Stomach atrophy and stomach ulcers are two different pathologic processes, and these terms should not be used interchangeably to describe the appearance of the stomach. A stomach ulcer
occurs when there is a localized breakdown in the protective lining of the stomach. When this breakdown reaches down and extends through the muscular layer of the mucosal surface, it is defined as an ulcer. Typically ulcers are brought about by non-steroidal anti-inflammatory agents or a bacterial infection known as Helicobacter pylori in the setting of weakened acid defense system.

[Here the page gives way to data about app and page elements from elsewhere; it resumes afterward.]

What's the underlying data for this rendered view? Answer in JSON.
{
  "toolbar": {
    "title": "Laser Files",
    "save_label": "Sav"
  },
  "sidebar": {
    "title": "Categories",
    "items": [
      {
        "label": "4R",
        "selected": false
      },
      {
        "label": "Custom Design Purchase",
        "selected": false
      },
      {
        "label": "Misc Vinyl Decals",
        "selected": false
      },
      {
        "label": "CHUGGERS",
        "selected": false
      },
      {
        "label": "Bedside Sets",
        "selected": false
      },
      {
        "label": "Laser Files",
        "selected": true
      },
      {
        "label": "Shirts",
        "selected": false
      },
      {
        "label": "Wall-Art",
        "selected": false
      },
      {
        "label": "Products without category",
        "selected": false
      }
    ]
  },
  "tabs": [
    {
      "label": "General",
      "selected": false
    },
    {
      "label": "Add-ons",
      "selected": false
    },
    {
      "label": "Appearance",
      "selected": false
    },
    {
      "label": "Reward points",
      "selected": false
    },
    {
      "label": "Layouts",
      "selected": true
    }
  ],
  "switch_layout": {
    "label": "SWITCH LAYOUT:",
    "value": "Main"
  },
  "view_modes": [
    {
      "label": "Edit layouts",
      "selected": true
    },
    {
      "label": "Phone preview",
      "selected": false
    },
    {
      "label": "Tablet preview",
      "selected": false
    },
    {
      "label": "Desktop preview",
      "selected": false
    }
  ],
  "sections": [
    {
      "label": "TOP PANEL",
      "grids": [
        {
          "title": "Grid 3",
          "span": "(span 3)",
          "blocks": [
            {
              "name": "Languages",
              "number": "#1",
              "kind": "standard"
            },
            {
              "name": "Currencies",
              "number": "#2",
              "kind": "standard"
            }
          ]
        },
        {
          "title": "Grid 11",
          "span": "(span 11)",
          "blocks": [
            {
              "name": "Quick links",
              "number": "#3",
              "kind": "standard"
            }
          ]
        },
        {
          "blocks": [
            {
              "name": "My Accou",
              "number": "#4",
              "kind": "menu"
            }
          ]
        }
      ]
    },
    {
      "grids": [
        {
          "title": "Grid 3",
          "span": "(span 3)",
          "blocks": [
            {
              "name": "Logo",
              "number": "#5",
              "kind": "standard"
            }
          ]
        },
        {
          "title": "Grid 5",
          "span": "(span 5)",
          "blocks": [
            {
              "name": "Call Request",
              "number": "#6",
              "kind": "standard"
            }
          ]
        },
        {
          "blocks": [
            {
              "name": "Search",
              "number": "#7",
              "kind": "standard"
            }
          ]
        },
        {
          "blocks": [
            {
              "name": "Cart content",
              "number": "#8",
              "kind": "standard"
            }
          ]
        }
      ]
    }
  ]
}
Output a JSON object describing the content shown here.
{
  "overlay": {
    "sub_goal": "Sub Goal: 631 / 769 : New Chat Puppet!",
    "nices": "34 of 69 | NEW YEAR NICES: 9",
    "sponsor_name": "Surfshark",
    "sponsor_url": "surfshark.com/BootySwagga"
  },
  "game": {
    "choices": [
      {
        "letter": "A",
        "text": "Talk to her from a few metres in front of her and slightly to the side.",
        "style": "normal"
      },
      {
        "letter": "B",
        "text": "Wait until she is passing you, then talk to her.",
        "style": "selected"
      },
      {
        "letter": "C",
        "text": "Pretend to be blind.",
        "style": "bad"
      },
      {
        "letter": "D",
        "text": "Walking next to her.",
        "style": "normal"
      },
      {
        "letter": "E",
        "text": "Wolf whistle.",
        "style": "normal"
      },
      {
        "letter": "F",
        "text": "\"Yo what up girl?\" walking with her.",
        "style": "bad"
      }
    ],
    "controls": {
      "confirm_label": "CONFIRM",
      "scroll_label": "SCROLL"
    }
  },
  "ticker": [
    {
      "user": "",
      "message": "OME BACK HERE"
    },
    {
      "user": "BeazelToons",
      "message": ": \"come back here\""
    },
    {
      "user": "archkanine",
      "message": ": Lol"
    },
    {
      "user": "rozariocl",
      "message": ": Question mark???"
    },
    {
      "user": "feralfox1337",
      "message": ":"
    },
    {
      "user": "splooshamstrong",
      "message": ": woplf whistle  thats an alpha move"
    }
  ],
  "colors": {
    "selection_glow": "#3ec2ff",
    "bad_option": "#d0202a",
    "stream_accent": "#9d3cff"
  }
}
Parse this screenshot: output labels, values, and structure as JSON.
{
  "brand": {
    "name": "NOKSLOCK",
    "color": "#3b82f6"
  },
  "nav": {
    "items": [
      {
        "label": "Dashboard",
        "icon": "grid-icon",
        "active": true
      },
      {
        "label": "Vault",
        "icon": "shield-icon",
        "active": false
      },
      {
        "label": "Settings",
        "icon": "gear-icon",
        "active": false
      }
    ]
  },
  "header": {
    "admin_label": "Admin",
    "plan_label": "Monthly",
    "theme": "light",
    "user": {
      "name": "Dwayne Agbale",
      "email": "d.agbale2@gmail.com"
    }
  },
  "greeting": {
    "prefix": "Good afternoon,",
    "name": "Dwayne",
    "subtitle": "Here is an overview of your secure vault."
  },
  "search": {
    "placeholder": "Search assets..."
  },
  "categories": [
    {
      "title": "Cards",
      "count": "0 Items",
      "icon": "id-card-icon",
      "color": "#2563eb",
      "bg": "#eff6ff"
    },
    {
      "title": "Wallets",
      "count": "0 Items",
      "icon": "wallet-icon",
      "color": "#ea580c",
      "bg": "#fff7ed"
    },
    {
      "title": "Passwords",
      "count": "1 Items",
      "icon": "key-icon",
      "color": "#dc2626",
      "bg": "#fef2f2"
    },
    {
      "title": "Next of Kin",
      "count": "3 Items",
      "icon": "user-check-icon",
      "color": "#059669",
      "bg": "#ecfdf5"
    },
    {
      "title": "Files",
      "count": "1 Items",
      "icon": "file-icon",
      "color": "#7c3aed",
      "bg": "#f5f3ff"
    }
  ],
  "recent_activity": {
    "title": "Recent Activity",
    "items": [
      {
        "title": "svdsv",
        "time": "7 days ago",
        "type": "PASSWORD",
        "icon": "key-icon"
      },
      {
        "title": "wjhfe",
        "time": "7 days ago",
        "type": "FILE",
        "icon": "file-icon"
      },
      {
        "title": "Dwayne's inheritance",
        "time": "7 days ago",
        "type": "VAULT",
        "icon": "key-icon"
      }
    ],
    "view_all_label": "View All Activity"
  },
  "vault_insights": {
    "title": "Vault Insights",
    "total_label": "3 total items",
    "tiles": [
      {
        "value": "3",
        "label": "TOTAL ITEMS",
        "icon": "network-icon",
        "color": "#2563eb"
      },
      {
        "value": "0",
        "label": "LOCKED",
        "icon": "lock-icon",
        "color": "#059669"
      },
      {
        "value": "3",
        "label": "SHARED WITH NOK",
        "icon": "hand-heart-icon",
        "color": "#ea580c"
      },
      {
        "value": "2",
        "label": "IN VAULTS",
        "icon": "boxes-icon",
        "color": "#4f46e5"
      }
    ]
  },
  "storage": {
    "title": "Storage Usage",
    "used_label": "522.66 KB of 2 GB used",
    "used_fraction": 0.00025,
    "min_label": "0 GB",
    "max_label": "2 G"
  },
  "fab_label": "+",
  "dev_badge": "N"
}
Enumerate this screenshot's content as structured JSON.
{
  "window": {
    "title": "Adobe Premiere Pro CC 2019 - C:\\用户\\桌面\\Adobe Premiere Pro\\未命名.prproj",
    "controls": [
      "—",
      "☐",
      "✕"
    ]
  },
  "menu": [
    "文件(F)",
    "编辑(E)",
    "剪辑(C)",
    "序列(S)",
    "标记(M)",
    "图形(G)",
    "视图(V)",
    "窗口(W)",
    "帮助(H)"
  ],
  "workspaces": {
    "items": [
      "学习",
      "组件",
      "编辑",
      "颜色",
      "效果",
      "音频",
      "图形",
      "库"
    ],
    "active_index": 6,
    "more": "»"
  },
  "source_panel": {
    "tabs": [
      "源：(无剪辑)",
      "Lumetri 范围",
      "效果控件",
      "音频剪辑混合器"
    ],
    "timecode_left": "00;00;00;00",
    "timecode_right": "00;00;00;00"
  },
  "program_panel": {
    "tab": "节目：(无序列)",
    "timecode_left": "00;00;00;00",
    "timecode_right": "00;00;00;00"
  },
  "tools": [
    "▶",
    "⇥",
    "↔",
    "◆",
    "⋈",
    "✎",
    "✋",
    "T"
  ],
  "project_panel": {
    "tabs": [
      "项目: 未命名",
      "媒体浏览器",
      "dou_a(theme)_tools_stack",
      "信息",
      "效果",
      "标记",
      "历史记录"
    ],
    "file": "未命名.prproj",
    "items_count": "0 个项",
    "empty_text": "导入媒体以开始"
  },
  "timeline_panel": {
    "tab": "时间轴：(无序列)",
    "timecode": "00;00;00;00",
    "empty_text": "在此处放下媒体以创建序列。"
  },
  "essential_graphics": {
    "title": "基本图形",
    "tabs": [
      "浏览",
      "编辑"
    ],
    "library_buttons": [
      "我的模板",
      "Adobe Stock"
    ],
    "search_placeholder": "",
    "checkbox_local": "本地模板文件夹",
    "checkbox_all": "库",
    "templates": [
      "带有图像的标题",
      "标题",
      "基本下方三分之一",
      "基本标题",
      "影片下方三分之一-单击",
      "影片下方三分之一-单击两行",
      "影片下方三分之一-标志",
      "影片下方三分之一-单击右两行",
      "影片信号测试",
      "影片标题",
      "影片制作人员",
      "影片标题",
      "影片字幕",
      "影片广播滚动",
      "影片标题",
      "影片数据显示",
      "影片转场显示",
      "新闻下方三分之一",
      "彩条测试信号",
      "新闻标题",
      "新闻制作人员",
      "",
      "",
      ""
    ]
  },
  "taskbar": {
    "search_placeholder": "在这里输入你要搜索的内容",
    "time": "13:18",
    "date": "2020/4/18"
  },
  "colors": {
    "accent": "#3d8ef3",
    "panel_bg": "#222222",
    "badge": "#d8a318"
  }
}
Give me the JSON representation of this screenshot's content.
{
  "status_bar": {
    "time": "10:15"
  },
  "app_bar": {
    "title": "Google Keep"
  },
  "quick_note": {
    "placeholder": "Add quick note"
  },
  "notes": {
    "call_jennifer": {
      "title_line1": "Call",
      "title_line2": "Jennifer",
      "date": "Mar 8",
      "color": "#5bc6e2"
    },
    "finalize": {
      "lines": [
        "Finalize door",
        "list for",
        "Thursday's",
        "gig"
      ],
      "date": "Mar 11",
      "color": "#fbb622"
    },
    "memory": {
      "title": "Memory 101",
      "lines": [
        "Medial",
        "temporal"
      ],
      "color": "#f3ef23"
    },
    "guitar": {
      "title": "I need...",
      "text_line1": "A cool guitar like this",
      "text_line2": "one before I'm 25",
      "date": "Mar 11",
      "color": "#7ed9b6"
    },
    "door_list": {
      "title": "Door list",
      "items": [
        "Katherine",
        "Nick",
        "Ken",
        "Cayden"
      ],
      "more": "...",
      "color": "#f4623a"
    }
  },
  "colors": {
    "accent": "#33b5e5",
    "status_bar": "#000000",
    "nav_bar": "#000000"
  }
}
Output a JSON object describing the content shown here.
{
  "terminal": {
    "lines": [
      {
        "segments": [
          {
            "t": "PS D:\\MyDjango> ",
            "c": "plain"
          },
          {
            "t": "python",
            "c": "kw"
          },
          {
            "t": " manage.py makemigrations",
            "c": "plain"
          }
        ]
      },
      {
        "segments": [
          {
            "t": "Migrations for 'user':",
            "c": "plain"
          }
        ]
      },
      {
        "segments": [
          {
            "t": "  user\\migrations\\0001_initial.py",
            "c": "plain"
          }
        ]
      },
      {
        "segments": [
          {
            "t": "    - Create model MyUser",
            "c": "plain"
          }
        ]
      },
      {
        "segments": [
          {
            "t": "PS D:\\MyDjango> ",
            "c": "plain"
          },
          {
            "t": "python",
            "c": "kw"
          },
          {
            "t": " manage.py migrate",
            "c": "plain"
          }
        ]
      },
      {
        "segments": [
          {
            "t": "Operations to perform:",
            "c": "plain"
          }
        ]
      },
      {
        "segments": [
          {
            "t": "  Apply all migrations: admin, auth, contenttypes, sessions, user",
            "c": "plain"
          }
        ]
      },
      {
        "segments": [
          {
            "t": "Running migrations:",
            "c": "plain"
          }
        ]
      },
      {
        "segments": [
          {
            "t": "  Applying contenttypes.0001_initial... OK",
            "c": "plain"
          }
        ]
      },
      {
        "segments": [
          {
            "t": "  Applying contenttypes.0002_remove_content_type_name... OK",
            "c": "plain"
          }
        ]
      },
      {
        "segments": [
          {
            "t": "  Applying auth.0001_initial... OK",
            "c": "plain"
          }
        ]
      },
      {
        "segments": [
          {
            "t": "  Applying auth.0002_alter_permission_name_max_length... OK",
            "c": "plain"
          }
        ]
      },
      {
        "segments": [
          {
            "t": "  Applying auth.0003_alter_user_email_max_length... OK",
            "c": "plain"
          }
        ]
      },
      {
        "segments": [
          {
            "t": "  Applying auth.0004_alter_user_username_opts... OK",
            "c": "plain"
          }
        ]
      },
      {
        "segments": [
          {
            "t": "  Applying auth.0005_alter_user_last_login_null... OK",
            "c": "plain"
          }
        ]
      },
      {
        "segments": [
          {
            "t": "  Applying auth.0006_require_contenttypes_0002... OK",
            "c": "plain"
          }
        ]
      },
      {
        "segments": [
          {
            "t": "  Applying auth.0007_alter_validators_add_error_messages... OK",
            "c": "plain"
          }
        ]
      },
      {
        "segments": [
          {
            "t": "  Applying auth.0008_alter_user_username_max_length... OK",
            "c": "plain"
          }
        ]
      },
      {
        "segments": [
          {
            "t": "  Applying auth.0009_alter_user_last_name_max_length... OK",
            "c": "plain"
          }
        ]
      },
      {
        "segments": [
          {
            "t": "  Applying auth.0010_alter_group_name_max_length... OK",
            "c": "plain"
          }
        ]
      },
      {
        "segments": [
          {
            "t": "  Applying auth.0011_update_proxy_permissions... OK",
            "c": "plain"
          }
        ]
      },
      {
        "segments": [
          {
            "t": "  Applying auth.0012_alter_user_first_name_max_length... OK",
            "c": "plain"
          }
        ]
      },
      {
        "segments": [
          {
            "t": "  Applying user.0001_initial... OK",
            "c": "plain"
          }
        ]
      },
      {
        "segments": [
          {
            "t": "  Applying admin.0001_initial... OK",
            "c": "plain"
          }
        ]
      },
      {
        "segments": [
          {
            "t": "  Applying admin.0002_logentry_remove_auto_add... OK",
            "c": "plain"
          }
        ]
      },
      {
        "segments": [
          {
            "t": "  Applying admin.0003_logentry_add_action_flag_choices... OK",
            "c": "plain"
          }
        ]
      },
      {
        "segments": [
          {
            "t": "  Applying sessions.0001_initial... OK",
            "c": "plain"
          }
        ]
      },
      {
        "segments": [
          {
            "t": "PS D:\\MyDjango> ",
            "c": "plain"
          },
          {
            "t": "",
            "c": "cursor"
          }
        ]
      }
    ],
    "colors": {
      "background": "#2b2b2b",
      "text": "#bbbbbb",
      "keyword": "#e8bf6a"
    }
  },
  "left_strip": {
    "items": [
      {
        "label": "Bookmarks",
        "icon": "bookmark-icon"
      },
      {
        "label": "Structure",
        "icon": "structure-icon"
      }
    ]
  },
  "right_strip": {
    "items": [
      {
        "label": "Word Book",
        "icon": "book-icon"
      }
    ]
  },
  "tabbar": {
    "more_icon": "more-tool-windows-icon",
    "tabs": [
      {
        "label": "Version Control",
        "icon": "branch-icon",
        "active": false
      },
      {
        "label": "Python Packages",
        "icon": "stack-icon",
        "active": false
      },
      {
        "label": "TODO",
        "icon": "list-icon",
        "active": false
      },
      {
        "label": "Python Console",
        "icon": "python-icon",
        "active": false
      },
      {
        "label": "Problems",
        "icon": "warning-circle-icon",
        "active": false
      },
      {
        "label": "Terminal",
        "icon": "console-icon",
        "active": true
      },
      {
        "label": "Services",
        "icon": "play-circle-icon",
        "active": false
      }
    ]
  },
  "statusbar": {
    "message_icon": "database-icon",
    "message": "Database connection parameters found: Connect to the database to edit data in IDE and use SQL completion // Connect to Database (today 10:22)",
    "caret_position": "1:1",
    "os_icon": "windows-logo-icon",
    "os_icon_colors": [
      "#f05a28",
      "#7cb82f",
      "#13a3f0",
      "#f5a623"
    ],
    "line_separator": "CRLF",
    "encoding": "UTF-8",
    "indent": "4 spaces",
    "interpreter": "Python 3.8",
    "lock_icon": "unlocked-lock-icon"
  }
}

Stomach atrophy is an often-used term to describe the process of atrophic gastritis. This refers to a chronic state of inflammation of the lining of the stomach, in which the normal cells and glands are eventually replaced by fibrotic tissue and cells typically found in the intestine. The two main mechanisms that are behind the changes seen in patients diagnosed with atrophic gastritis are autoimmune disease and chronic Helicobacter pylori infection. As large segments of the stomach may be affected in atrophic glossitis, the stomach's ability to functional normally may be severely compromised. This can lead to problems with digestion and complications of B12 deficiency, including anemia